Dataset rows describing interfaces:
>>>

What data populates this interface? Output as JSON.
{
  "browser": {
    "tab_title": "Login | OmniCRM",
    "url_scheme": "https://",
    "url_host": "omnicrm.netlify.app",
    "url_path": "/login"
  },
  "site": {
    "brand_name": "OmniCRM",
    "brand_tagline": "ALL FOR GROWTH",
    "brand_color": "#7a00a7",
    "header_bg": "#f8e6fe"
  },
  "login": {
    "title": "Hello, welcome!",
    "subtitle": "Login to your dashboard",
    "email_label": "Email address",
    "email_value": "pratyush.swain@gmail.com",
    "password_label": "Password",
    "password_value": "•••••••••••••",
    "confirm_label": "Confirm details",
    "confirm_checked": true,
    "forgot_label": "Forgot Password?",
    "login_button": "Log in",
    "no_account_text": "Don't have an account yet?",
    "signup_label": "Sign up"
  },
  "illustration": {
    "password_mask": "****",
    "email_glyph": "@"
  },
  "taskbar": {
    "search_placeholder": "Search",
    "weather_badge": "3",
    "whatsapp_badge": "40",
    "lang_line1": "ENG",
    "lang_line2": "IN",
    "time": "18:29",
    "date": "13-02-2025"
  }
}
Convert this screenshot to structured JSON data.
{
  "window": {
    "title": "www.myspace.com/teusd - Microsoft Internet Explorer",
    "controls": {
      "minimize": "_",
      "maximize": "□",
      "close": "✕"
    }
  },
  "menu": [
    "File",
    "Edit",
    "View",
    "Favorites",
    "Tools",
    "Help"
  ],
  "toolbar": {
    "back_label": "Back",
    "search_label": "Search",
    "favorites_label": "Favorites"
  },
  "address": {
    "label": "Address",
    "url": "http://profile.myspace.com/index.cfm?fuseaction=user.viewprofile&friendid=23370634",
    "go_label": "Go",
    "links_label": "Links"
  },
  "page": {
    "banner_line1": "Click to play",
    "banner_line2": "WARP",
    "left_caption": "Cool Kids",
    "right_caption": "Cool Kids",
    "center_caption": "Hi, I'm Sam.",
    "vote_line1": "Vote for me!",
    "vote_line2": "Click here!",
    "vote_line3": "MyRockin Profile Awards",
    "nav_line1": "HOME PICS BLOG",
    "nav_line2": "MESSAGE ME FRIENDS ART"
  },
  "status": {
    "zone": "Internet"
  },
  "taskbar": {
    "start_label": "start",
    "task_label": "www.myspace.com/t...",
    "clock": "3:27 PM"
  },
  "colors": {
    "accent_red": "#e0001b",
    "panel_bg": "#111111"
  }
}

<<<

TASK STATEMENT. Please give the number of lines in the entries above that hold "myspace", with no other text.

RESPONSE FOR THIS EXERCISE. 3